CHEYENNE — In a first-of-its-kind collaboration, F.E. Warren Air Force Base will collaborate with state and local governments and law enforcement to cut down on underage and irresponsible drinking, officials announced Tuesday.
The $300,000-per-year program, funded with federal dollars, will step up education and enforcement efforts to combat alcohol use among minors and abuse among adults, Gov. Matt Mead said at a State Capitol press conference alongside Cheyenne Police Chief Brian Kozak and Col. Christopher Coffelt, commander of the 90th Missile Wing at F.E. Warren.
Alcohol was involved in 79 percent of the 19,000 arrests Wyoming law officers made in 2010, and it’s the leading cause of vehicle crashes and deaths of young people in the state, according to Kozak.
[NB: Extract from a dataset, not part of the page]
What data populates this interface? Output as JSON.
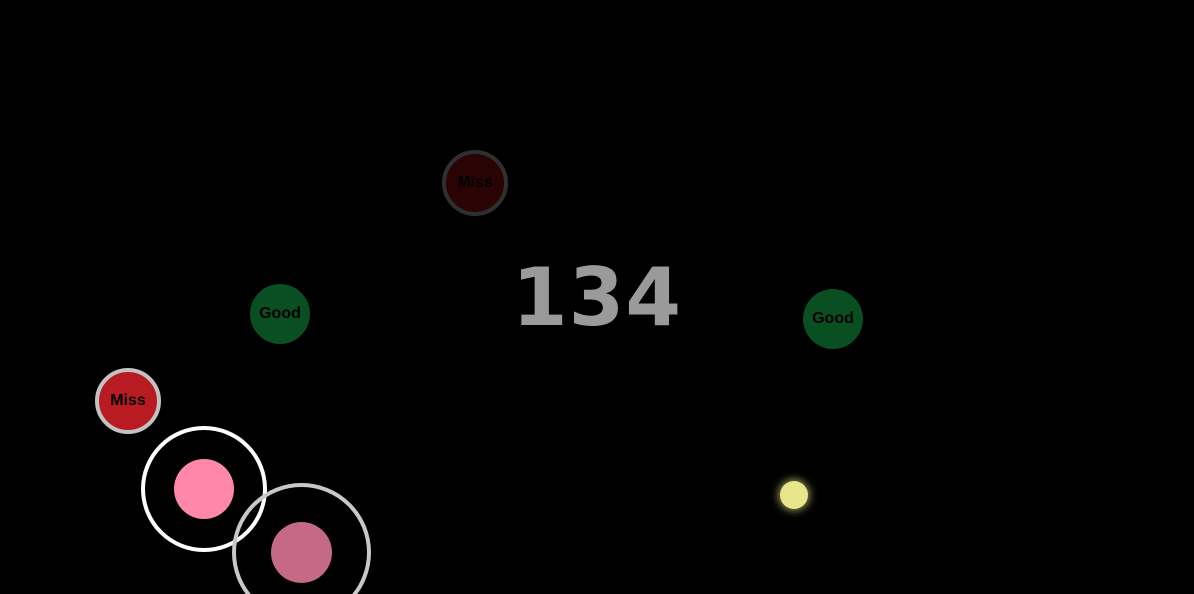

“Wyoming has a problem with arrests and alcohol-related arrests,” Mead said. “We have too many kids who are underage who are using alcohol, and we frankly have too many adults who are not responsible using alcohol. And that is a detriment to the state of Wyoming.”
The program, which is an expansion of a similar effort at F.E. Warren, will look to find the best ways to educate people about the dangers of drunken driving, underage drinking and drinking to excess.
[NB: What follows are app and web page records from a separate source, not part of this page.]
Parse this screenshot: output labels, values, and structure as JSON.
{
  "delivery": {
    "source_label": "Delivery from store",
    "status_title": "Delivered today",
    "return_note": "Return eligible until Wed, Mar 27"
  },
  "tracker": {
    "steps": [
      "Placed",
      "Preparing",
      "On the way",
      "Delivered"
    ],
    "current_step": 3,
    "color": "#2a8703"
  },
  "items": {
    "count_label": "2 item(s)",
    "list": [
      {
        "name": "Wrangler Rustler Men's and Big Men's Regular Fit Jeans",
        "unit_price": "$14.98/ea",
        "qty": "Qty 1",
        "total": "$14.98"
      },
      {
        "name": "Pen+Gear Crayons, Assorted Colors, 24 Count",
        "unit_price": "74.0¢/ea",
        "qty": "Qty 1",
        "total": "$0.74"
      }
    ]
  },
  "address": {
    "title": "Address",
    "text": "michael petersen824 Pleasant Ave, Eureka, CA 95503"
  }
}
State, local and military police will also work together under the program to crack down on drunk people who disobey the law.
On Halloween, a “huge contingent” of police officers will patrol looking for drunk drivers and underage drinking, Coffelt said. In addition, “party posses” composed of volunteer residents will attend parties, along with other places where underage drinking is likely to take place, to spot and report offenders.
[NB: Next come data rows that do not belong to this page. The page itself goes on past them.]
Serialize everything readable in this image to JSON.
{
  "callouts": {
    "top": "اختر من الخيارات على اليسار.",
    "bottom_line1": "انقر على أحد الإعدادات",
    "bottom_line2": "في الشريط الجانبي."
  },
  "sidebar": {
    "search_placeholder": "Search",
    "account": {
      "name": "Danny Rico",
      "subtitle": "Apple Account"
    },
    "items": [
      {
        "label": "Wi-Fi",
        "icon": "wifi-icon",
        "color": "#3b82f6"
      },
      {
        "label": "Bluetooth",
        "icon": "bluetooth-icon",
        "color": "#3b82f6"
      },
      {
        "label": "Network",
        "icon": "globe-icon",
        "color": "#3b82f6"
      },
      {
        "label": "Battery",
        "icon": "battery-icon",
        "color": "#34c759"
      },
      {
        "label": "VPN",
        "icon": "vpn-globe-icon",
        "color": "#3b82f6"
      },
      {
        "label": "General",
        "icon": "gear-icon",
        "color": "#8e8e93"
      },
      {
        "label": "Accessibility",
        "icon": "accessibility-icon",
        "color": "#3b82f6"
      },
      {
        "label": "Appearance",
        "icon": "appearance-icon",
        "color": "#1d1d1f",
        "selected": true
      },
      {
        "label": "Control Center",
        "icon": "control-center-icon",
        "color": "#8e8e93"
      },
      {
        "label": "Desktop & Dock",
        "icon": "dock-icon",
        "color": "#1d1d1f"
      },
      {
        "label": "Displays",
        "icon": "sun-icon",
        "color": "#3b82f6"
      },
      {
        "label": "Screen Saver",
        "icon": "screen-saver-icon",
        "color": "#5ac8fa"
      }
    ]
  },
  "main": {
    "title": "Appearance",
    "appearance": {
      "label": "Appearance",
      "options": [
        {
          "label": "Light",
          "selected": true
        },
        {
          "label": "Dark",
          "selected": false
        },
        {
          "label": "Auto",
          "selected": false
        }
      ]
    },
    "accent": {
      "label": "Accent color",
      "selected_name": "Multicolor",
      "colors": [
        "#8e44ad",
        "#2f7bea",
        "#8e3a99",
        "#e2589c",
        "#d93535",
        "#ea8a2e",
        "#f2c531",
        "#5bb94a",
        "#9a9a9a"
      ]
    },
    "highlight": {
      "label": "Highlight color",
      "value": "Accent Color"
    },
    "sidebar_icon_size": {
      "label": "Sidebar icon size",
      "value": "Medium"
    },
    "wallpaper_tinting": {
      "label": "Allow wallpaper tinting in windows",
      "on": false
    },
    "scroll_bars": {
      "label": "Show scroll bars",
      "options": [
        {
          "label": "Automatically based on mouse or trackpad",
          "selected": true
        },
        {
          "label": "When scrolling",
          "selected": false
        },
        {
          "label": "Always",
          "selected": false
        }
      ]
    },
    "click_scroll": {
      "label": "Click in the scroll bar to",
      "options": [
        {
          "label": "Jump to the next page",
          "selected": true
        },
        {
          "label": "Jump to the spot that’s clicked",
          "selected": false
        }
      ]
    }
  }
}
“We want the message out there: zero tolerance,” Coffelt said. “We’re not going to put up with people driving on our streets impaired by alcohol or drugs.”
While initially limited to Cheyenne, the program if successful would serve as a model for similar efforts elsewhere in Wyoming, Mead said.
The Department of Justice’s Office of Justice Programs provided funding for the three-year project.